[Collected data entries]
--*--

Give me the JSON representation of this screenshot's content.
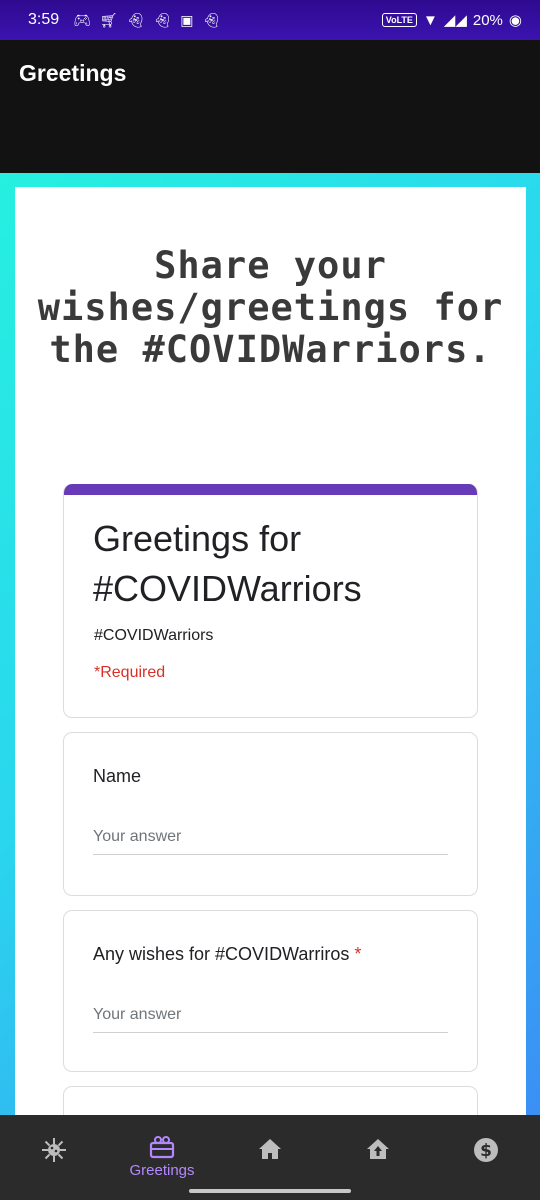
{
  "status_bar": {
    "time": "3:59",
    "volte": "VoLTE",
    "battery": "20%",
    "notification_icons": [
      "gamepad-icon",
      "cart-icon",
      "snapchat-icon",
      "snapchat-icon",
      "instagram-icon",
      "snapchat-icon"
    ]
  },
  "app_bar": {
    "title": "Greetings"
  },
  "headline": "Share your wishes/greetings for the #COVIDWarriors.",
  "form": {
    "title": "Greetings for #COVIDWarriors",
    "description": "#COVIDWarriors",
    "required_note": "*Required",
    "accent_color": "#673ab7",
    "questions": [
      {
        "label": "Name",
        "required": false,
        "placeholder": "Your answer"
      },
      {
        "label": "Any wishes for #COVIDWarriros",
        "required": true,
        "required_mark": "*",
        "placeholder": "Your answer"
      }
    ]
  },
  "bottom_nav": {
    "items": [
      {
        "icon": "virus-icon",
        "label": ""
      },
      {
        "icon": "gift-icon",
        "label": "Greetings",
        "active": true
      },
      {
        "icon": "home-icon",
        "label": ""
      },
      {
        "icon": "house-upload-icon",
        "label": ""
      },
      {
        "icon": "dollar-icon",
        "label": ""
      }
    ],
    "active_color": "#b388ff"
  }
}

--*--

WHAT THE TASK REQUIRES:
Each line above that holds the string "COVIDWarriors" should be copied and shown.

OUTPUT OF THE TASK:
  "headline": "Share your wishes/greetings for the #COVIDWarriors.",
    "title": "Greetings for #COVIDWarriors",
    "description": "#COVIDWarriors",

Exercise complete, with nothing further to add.